Although certain medicines should not be used together at all, in other cases two different medicines may be used together even if an interaction might occur. In these cases, your doctor may want to change the dose, or other precautions may be necessary. When you are taking this medicine, it is especially important that your healthcare professional know if you are taking any of the medicines listed below. The following interactions have been selected on the basis of their potential significance and are not necessarily all-inclusive.

Using this medicine with any of the following medicines is not recommended. Your doctor may decide not to treat you with this medication or change some of the other medicines you take.

  • Metoclopramide

Using this medicine with any of the following medicines is usually not recommended, but may be required in some cases. If both medicines are prescribed together, your doctor may change the dose or how often you use one or both of the medicines.

  • Hydromorphone
  • Lithium
  • Milnacipran
  • Tramadol
  • Zotepine

Using this medicine with any of the following medicines may cause an increased risk of certain side effects, but using both drugs may be the best treatment for you. If both medicines are prescribed together, your doctor may change the dose or how often you use one or both of the medicines.

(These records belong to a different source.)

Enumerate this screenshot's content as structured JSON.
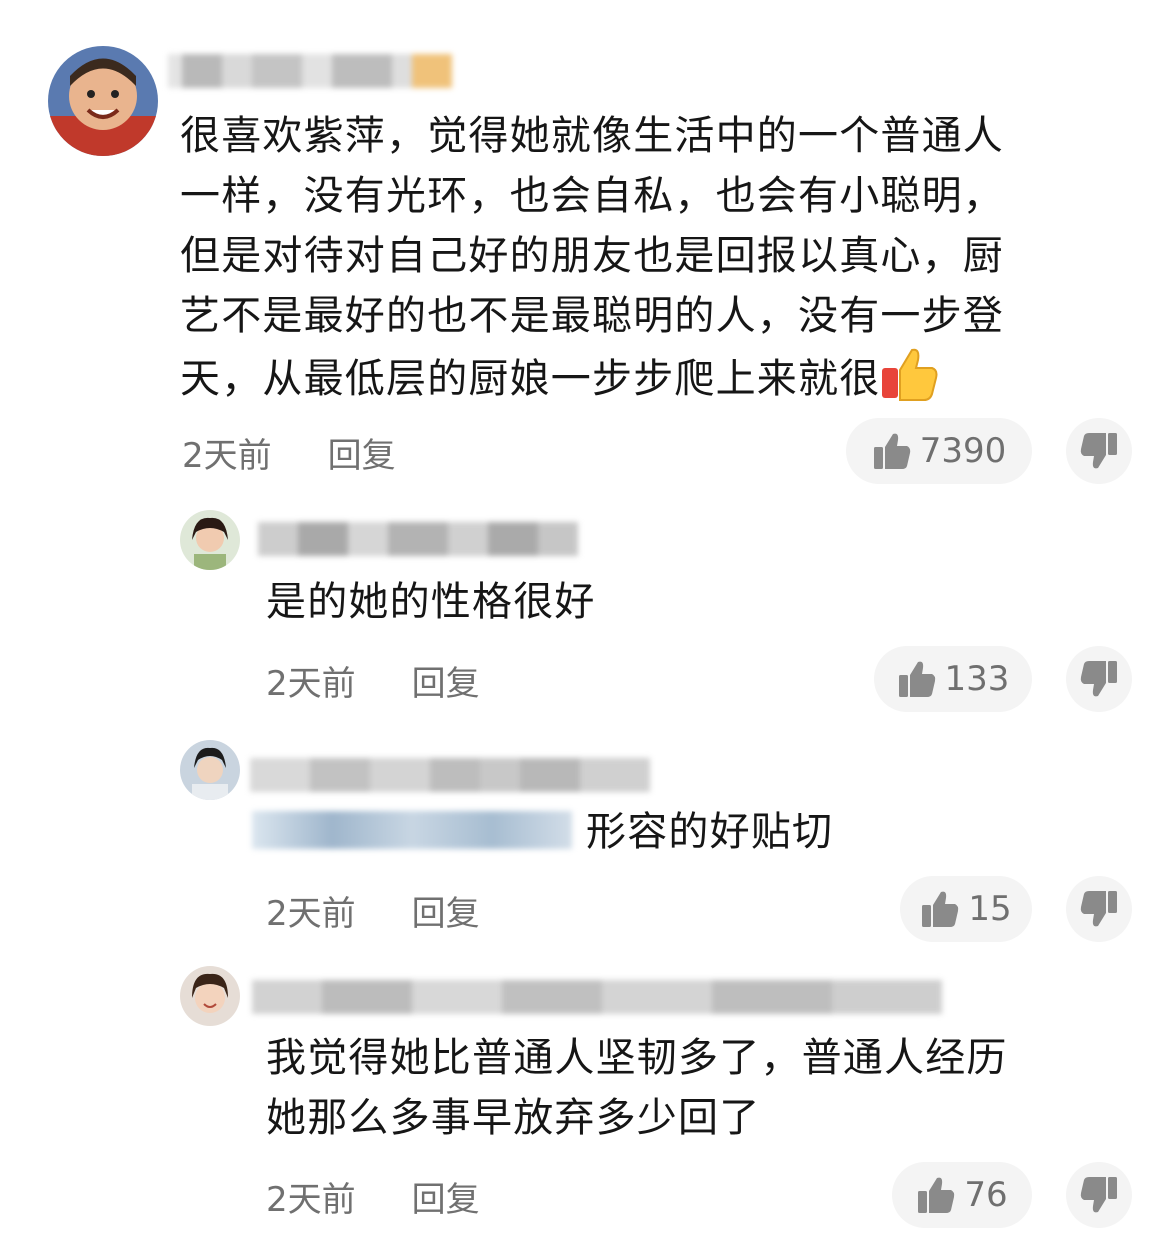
{
  "comments": [
    {
      "text_lines": [
        "很喜欢紫萍，觉得她就像生活中的一个普通人",
        "一样，没有光环，也会自私，也会有小聪明，",
        "但是对待对自己好的朋友也是回报以真心，厨",
        "艺不是最好的也不是最聪明的人，没有一步登",
        "天，从最低层的厨娘一步步爬上来就很"
      ],
      "time": "2天前",
      "reply_label": "回复",
      "likes": "7390",
      "emoji": "thumbs-up-icon"
    },
    {
      "text": "是的她的性格很好",
      "time": "2天前",
      "reply_label": "回复",
      "likes": "133"
    },
    {
      "text": "形容的好贴切",
      "time": "2天前",
      "reply_label": "回复",
      "likes": "15"
    },
    {
      "text_lines": [
        "我觉得她比普通人坚韧多了，普通人经历",
        "她那么多事早放弃多少回了"
      ],
      "time": "2天前",
      "reply_label": "回复",
      "likes": "76"
    }
  ],
  "colors": {
    "meta_text": "#707070",
    "pill_bg": "#f4f4f4",
    "icon": "#8a8a8a"
  }
}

  • Betel Nut
  • Carbamazepine

Other Interactions

Certain medicines should not be used at or around the time of eating food or eating certain types of food since interactions may occur. Using alcohol or tobacco with certain medicines may also cause interactions to occur. Discuss with your healthcare professional the use of your medicine with food, alcohol, or tobacco.

Other Medical Problems

The presence of other medical problems may affect the use of this medicine. Make sure you tell your doctor if you have any other medical problems, especially:

  • Brain tumor or
  • Intestinal blockage—Loxapine may interfere with the diagnosis of these conditions.
  • Breast cancer, prolactin-dependent or
  • Difficult urination or
  • Glaucoma or
  • Heart or blood vessel disease or
  • Neuroleptic malignant syndrome (NMS), history of or
  • Seizures, history of or
  • Urinary retention—Use with caution. May make these conditions worse.
  • Coma or
  • Depression, severe and caused by medicines—Should not be used in patients with these conditions.


Loxapine is used to treat a mental condition called schizophrenia.

This medicine is available only with your doctor’s prescription.